Wednesday, July 25, 2012

Global economic slowdown to continue?; Nouriel Roubini

CNBC reported earlier this month on the predictions of Nouriel Roubini for a worsening economic slowdown worldwide. The factors contributing to this slowdown include a slowing Chinese economy (resulting in slower commodity purchases worldwide). 

Last week, he told CNBC that there is “virtually zero chance” that pump-priming by central banks will succeed, suggesting that policymakers should instead let the economic bust work itself through the system.

This prediction if true, would indicate that real estate prices would continue to stagnate both locally and nationwide.

Monday, July 23, 2012

Blair County faces shortage of real estate in business parks.

The Altoona Mirror reports that there exists a shortage of available real estate in Blair County's 8 business parks.  This shortage has caused the County to lose potential businesses. 

Wednesday, July 11, 2012

IRS employee attempts to initimidate her landlord

If  you are a landlord, be careful about renting your unit to an employee of the IRS.  From the Philadelphia Inquirer comes the story of a tenant who used her position as an IRS employee to attempt to intimidate her landlord for the purpose of committing identity theft:
Using IRS letterhead, Flowers allegedly threatened her landlord with an audit unless she faxed copies her driver's license and Social Security card to a machine at the IRS which Flowers could access.

The attempt was thwarted by the Treasury Department, but there is a lesson in this story somewhere. It pays for landlords to know where their tenants work (not only for the traditional credit check purposes) and to retain that knowledge in case they receive threatening letters from those same agencies. 

This story also provides additional reasons for the landlords to obey all tax laws.  Had this landlord failed to report income from the property at issue, the tenant might have had a more dangerous basis on which to threaten the landlord and would not have needed to hijack IRS' letterhead. 

Thursday, July 5, 2012

Stink bugs in 38 states

According to this item in the Washington Examiner, "stink bugs" have reached 38 states, prompting the federal government to devote additional funds to research a solution.  Observers in Central Pennsylvania have noted stink bugs for several years.

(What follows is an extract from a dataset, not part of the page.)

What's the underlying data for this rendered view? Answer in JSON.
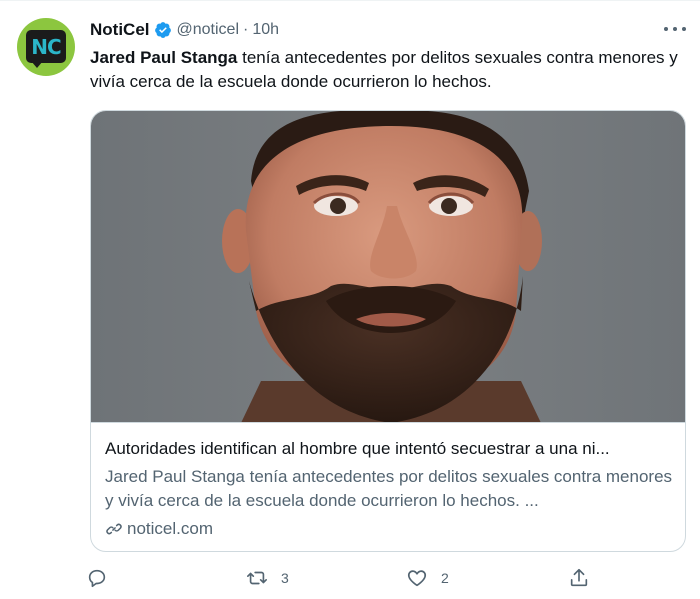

Farmland is most immediately impacted.  Stink bugs have  "ruined apple, peach and grape harvests up and down the East Coast" and have caused "losses of nearly $40 million a year" to Mid-Atlantic apple growers.  Loss of such revenue will affect prices of farmland.